Assignment
An exact, complete copy of the entries below is required, minus any pictures.

Material for this task
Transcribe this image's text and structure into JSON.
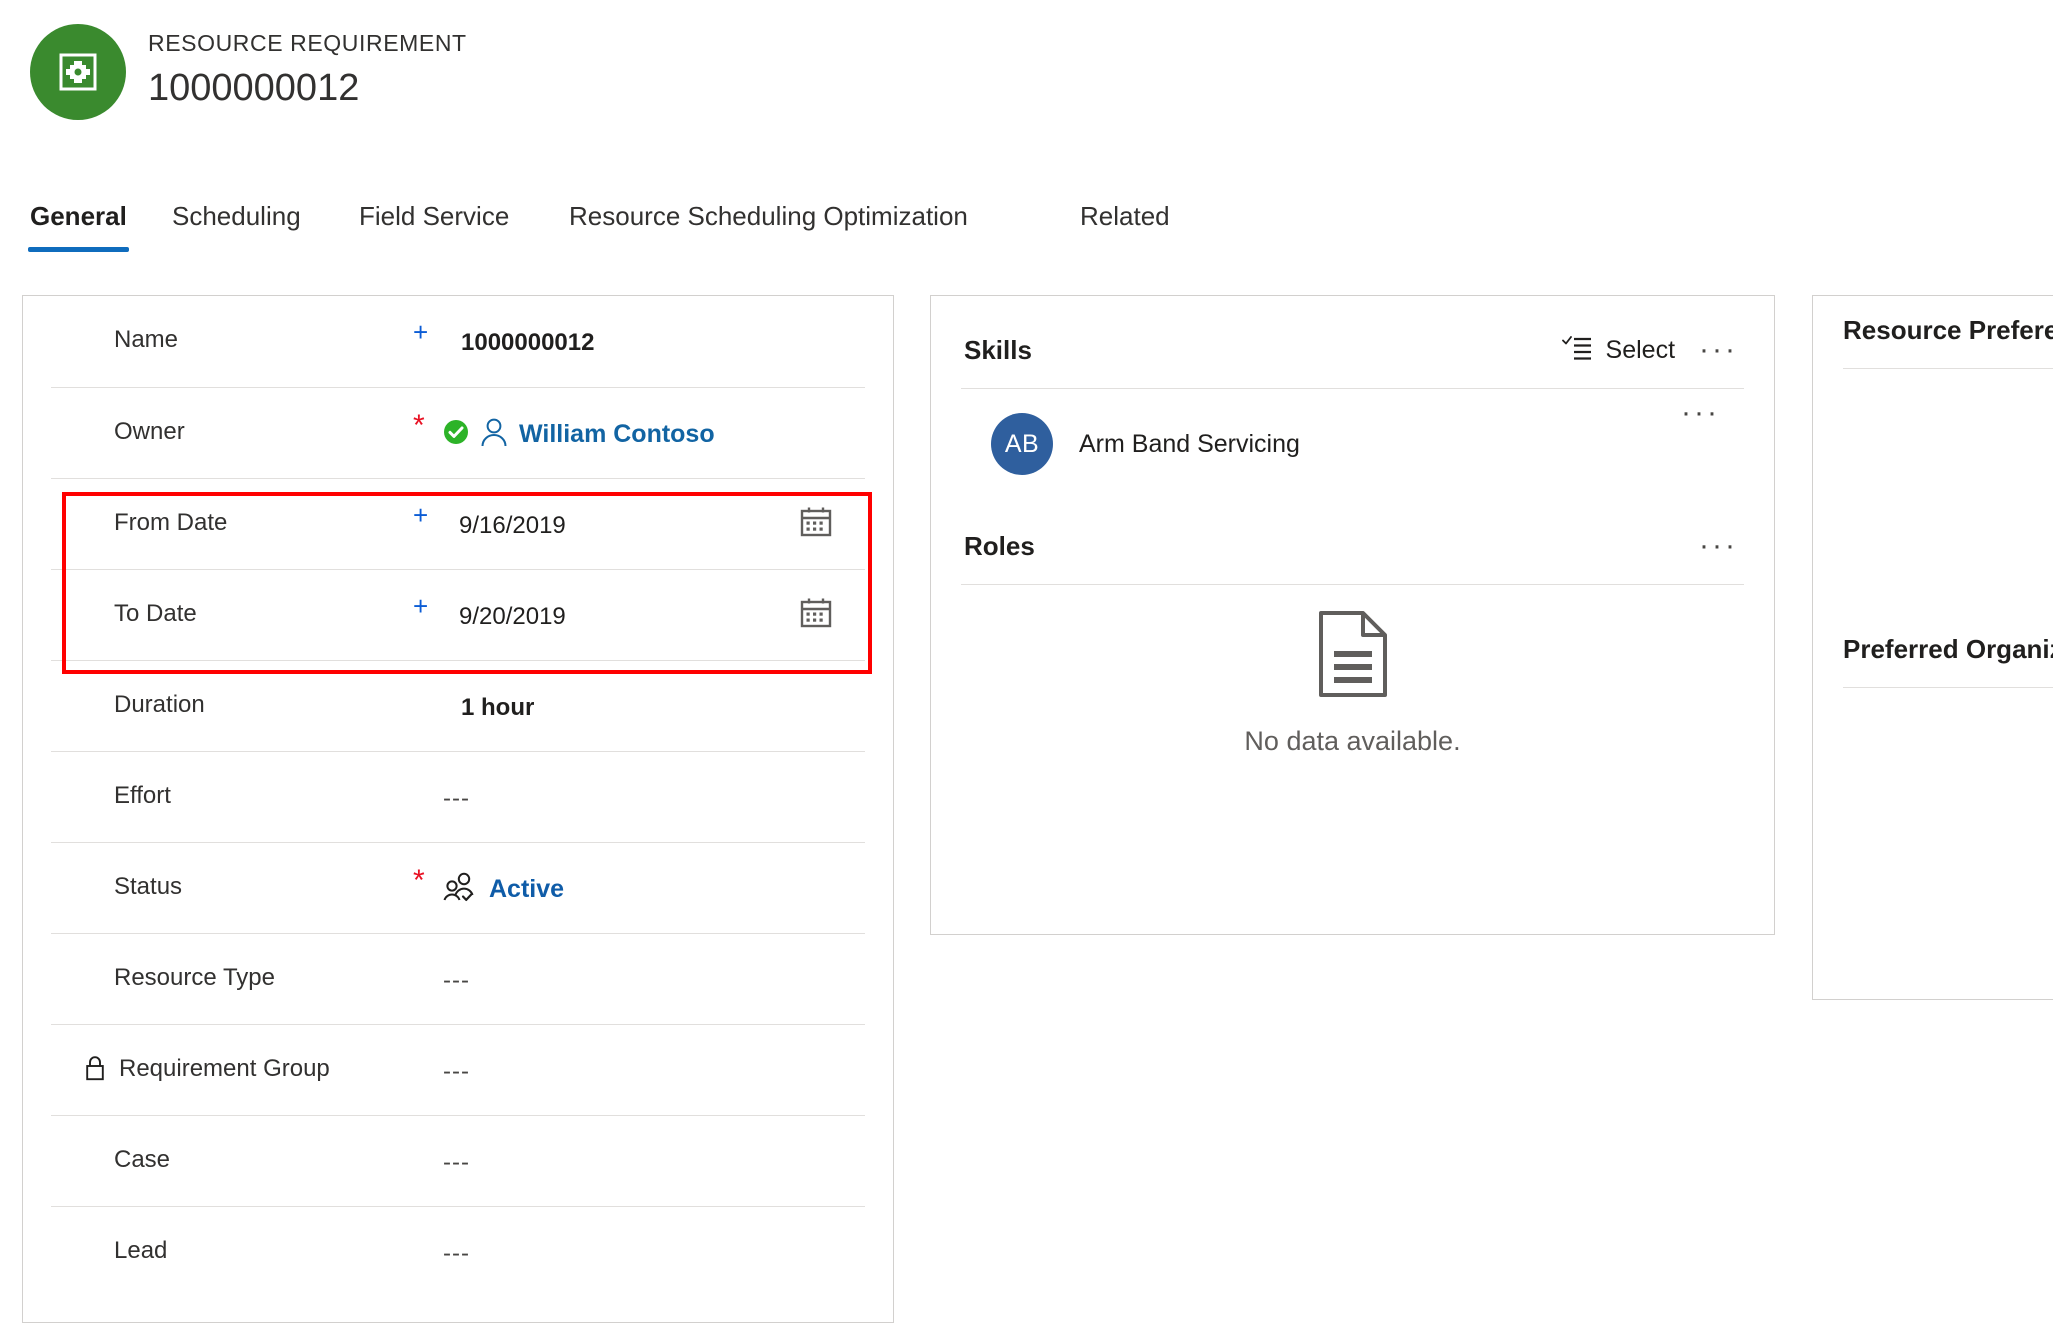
{
  "header": {
    "entity_type": "RESOURCE REQUIREMENT",
    "record_title": "1000000012",
    "avatar_icon": "resource-requirement-icon",
    "avatar_color": "#3a8a2e"
  },
  "tabs": [
    {
      "label": "General",
      "active": true
    },
    {
      "label": "Scheduling",
      "active": false
    },
    {
      "label": "Field Service",
      "active": false
    },
    {
      "label": "Resource Scheduling Optimization",
      "active": false
    },
    {
      "label": "Related",
      "active": false
    }
  ],
  "accent_color": "#0f6cbd",
  "annotation": {
    "color": "#ff0000",
    "target": "from-date-and-to-date-rows"
  },
  "general_form": {
    "rows": [
      {
        "label": "Name",
        "required": "plus",
        "value": "1000000012",
        "value_style": "bold"
      },
      {
        "label": "Owner",
        "required": "star",
        "value": "William Contoso",
        "value_style": "owner-link",
        "icons": [
          "verified-check-icon",
          "person-icon"
        ]
      },
      {
        "label": "From Date",
        "required": "plus",
        "value": "9/16/2019",
        "value_style": "plain",
        "trailing_icon": "calendar-icon",
        "highlighted": true
      },
      {
        "label": "To Date",
        "required": "plus",
        "value": "9/20/2019",
        "value_style": "plain",
        "trailing_icon": "calendar-icon",
        "highlighted": true
      },
      {
        "label": "Duration",
        "required": "",
        "value": "1 hour",
        "value_style": "bold"
      },
      {
        "label": "Effort",
        "required": "",
        "value": "---",
        "value_style": "dashes"
      },
      {
        "label": "Status",
        "required": "star",
        "value": "Active",
        "value_style": "status-link",
        "icons": [
          "people-check-icon"
        ]
      },
      {
        "label": "Resource Type",
        "required": "",
        "value": "---",
        "value_style": "dashes"
      },
      {
        "label": "Requirement Group",
        "required": "",
        "value": "---",
        "value_style": "dashes",
        "locked": true
      },
      {
        "label": "Case",
        "required": "",
        "value": "---",
        "value_style": "dashes"
      },
      {
        "label": "Lead",
        "required": "",
        "value": "---",
        "value_style": "dashes"
      }
    ]
  },
  "skills_section": {
    "title": "Skills",
    "select_label": "Select",
    "select_icon": "checklist-icon",
    "overflow_label": "···",
    "items": [
      {
        "initials": "AB",
        "name": "Arm Band Servicing",
        "avatar_color": "#2f5f9e",
        "overflow_label": "···"
      }
    ]
  },
  "roles_section": {
    "title": "Roles",
    "overflow_label": "···",
    "empty_text": "No data available.",
    "empty_icon": "document-icon"
  },
  "preferences_card": {
    "title": "Resource Preferen",
    "subsection_title": "Preferred Organiz"
  }
}
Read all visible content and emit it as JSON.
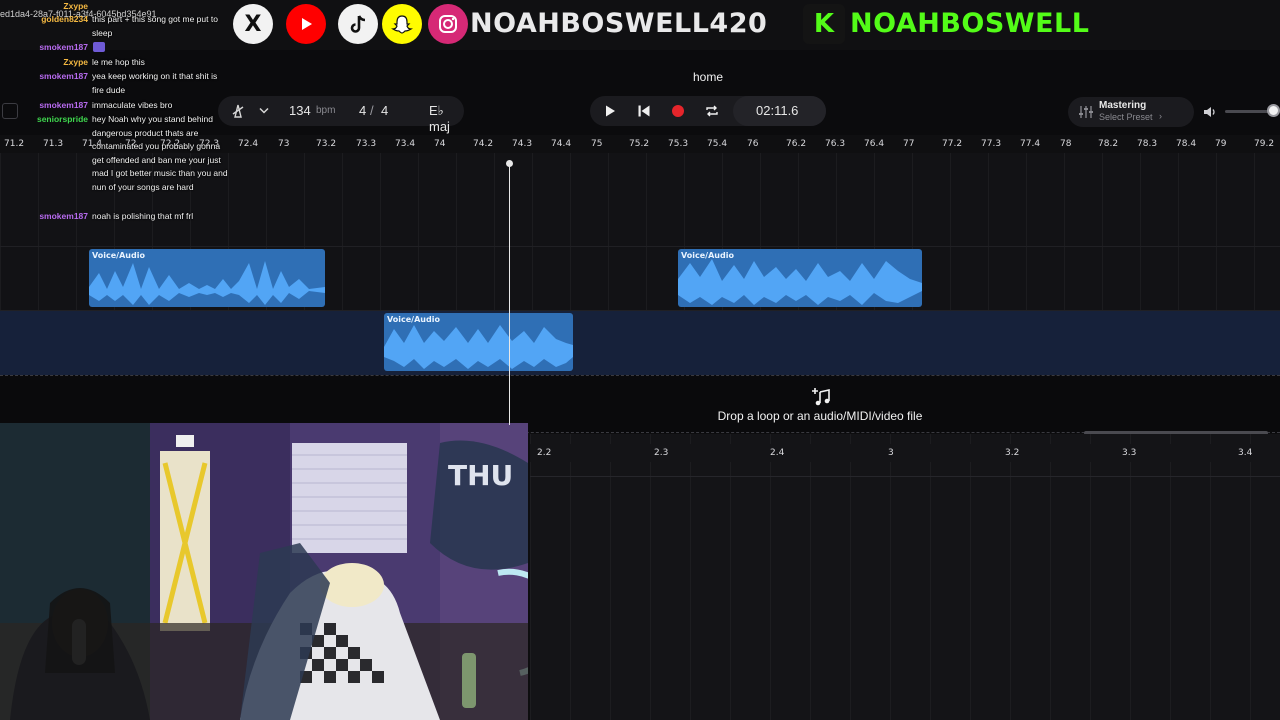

Answer for the task
Transcribe this image's text and structure into JSON.
{
  "header": {
    "entity_type": "RESOURCE REQUIREMENT",
    "record_title": "1000000012",
    "avatar_icon": "resource-requirement-icon",
    "avatar_color": "#3a8a2e"
  },
  "tabs": [
    {
      "label": "General",
      "active": true
    },
    {
      "label": "Scheduling",
      "active": false
    },
    {
      "label": "Field Service",
      "active": false
    },
    {
      "label": "Resource Scheduling Optimization",
      "active": false
    },
    {
      "label": "Related",
      "active": false
    }
  ],
  "accent_color": "#0f6cbd",
  "annotation": {
    "color": "#ff0000",
    "target": "from-date-and-to-date-rows"
  },
  "general_form": {
    "rows": [
      {
        "label": "Name",
        "required": "plus",
        "value": "1000000012",
        "value_style": "bold"
      },
      {
        "label": "Owner",
        "required": "star",
        "value": "William Contoso",
        "value_style": "owner-link",
        "icons": [
          "verified-check-icon",
          "person-icon"
        ]
      },
      {
        "label": "From Date",
        "required": "plus",
        "value": "9/16/2019",
        "value_style": "plain",
        "trailing_icon": "calendar-icon",
        "highlighted": true
      },
      {
        "label": "To Date",
        "required": "plus",
        "value": "9/20/2019",
        "value_style": "plain",
        "trailing_icon": "calendar-icon",
        "highlighted": true
      },
      {
        "label": "Duration",
        "required": "",
        "value": "1 hour",
        "value_style": "bold"
      },
      {
        "label": "Effort",
        "required": "",
        "value": "---",
        "value_style": "dashes"
      },
      {
        "label": "Status",
        "required": "star",
        "value": "Active",
        "value_style": "status-link",
        "icons": [
          "people-check-icon"
        ]
      },
      {
        "label": "Resource Type",
        "required": "",
        "value": "---",
        "value_style": "dashes"
      },
      {
        "label": "Requirement Group",
        "required": "",
        "value": "---",
        "value_style": "dashes",
        "locked": true
      },
      {
        "label": "Case",
        "required": "",
        "value": "---",
        "value_style": "dashes"
      },
      {
        "label": "Lead",
        "required": "",
        "value": "---",
        "value_style": "dashes"
      }
    ]
  },
  "skills_section": {
    "title": "Skills",
    "select_label": "Select",
    "select_icon": "checklist-icon",
    "overflow_label": "···",
    "items": [
      {
        "initials": "AB",
        "name": "Arm Band Servicing",
        "avatar_color": "#2f5f9e",
        "overflow_label": "···"
      }
    ]
  },
  "roles_section": {
    "title": "Roles",
    "overflow_label": "···",
    "empty_text": "No data available.",
    "empty_icon": "document-icon"
  },
  "preferences_card": {
    "title": "Resource Preferen",
    "subsection_title": "Preferred Organiz"
  }
}
Read all visible content and emit it as JSON.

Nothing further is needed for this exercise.